= Beginning of Section =
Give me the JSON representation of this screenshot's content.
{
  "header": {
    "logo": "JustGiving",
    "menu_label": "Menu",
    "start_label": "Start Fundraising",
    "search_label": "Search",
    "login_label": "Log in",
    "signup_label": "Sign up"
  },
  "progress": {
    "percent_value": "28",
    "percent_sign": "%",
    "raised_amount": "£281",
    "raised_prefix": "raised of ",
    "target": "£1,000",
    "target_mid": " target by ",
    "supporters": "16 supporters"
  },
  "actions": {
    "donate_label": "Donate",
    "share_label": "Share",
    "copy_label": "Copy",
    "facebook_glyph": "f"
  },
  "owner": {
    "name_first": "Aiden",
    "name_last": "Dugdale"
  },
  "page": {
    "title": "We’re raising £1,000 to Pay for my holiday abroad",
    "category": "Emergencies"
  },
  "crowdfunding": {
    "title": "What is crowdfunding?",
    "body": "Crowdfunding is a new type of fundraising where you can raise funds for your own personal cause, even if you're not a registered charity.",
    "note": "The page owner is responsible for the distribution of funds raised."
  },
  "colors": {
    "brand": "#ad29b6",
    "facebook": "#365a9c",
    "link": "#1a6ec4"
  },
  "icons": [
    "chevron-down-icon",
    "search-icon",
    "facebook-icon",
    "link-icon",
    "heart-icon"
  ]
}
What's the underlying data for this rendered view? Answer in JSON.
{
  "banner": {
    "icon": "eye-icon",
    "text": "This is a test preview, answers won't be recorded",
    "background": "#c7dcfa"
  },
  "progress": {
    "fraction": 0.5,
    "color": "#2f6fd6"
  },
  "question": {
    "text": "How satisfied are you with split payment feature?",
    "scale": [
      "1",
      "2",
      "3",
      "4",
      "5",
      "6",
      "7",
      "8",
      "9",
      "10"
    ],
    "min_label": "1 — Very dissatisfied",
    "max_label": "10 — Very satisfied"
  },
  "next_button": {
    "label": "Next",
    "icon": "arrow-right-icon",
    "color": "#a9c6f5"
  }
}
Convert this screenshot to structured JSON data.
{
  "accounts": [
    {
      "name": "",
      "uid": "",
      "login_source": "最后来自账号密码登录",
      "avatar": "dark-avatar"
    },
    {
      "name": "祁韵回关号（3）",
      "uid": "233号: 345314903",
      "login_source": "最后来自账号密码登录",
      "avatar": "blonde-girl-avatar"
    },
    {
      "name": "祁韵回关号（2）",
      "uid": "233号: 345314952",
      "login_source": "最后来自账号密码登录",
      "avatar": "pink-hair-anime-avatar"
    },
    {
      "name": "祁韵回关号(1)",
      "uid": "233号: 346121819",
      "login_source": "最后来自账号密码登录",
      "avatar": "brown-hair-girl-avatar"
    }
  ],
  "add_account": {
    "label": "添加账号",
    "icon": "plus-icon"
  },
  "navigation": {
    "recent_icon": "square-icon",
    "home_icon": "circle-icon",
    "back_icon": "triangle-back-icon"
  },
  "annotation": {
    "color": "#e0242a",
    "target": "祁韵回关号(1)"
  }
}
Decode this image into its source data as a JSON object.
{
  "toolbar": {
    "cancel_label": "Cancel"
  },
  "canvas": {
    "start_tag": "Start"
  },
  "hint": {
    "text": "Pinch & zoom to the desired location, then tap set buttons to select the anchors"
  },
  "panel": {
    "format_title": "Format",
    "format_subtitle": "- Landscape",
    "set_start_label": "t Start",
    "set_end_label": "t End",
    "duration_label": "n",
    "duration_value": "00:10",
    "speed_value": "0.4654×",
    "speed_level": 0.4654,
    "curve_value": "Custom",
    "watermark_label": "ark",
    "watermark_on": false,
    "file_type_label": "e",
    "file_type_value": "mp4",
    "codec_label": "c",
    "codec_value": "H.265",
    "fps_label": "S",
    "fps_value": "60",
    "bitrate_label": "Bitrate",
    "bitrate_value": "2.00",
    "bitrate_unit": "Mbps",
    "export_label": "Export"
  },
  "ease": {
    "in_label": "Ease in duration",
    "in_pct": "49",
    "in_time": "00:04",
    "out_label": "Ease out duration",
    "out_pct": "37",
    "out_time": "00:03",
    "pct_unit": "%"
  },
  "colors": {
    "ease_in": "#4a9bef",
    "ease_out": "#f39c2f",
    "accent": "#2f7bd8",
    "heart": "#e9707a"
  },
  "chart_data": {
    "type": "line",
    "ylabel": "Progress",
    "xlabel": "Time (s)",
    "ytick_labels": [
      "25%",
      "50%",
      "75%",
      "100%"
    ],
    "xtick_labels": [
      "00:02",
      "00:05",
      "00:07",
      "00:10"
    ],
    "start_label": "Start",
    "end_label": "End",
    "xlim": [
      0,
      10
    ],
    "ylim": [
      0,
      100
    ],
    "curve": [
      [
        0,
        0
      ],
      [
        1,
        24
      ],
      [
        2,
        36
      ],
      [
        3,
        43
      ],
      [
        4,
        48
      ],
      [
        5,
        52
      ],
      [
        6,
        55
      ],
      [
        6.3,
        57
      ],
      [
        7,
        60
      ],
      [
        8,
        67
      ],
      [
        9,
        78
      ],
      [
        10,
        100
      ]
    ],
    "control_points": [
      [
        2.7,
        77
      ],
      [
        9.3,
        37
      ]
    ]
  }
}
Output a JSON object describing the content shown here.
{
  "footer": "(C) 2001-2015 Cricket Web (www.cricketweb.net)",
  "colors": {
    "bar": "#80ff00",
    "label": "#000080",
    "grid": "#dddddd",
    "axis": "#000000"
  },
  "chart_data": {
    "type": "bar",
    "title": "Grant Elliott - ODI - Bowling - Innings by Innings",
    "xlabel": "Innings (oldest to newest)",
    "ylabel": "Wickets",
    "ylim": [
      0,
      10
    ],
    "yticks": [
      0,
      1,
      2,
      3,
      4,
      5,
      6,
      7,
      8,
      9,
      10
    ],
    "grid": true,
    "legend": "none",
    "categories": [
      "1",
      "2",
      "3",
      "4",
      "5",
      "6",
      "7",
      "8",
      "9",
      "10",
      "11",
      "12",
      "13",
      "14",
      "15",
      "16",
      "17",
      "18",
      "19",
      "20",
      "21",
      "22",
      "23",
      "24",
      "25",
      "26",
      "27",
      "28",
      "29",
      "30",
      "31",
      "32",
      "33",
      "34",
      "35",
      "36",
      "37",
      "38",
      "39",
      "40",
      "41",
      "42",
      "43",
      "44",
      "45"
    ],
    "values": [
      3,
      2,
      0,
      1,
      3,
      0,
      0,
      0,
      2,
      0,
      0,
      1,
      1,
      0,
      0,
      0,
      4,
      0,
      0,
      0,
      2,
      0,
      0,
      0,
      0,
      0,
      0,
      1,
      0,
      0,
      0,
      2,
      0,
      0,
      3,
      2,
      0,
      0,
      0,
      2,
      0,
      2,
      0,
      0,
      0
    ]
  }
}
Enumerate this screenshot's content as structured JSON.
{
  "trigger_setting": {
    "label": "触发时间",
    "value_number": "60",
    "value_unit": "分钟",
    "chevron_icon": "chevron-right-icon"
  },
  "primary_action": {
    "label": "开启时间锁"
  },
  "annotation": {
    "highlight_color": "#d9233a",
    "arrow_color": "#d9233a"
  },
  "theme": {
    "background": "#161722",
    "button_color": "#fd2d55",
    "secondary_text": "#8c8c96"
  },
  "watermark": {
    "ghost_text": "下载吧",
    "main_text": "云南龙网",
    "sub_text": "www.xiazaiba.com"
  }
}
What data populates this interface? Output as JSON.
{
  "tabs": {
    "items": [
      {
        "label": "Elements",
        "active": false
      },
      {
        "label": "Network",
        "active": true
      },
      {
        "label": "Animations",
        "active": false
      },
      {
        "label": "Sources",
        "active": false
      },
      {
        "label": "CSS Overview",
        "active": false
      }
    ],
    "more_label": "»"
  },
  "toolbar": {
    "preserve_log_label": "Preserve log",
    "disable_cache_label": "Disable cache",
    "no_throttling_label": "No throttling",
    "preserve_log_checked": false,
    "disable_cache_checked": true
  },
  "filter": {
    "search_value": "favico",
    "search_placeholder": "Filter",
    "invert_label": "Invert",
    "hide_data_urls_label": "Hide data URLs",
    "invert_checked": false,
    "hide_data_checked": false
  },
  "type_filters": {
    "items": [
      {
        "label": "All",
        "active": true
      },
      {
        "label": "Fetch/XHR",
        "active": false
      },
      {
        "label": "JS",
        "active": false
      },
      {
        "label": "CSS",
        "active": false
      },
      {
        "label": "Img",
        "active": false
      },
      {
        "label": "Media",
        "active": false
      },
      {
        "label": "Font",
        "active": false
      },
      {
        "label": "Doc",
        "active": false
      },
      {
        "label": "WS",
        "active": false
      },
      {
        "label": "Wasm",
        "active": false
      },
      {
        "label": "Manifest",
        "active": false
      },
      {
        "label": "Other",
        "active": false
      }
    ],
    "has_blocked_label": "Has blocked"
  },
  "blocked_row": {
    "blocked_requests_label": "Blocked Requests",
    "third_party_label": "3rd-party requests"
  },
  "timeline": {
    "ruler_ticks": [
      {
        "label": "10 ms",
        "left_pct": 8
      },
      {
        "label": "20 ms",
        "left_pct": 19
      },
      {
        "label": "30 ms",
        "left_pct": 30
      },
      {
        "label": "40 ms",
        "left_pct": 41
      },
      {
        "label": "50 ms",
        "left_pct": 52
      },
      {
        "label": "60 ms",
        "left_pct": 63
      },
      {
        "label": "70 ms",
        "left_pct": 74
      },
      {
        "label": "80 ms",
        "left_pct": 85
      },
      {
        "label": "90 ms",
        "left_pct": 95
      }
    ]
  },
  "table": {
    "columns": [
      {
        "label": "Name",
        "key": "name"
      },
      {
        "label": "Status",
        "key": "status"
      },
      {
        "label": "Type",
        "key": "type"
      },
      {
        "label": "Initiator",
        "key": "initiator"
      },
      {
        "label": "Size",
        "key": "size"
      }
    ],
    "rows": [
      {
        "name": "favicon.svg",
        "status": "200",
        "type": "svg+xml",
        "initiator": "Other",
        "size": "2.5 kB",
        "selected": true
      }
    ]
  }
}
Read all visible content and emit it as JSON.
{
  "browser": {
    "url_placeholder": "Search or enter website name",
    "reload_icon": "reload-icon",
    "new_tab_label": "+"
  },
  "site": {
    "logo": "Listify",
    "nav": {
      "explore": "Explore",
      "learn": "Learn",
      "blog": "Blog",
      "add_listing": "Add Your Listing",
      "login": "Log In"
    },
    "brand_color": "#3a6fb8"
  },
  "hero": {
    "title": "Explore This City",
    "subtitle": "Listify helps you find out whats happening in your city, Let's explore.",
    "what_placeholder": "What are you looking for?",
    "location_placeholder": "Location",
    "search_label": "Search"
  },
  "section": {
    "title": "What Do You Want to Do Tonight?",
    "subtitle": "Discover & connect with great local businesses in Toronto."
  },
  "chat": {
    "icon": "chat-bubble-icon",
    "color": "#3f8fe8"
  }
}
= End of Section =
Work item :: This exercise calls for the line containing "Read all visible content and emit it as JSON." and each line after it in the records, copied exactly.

Output of the task ::
Read all visible content and emit it as JSON.
{
  "browser": {
    "url_placeholder": "Search or enter website name",
    "reload_icon": "reload-icon",
    "new_tab_label": "+"
  },
  "site": {
    "logo": "Listify",
    "nav": {
      "explore": "Explore",
      "learn": "Learn",
      "blog": "Blog",
      "add_listing": "Add Your Listing",
      "login": "Log In"
    },
    "brand_color": "#3a6fb8"
  },
  "hero": {
    "title": "Explore This City",
    "subtitle": "Listify helps you find out whats happening in your city, Let's explore.",
    "what_placeholder": "What are you looking for?",
    "location_placeholder": "Location",
    "search_label": "Search"
  },
  "section": {
    "title": "What Do You Want to Do Tonight?",
    "subtitle": "Discover & connect with great local businesses in Toronto."
  },
  "chat": {
    "icon": "chat-bubble-icon",
    "color": "#3f8fe8"
  }
}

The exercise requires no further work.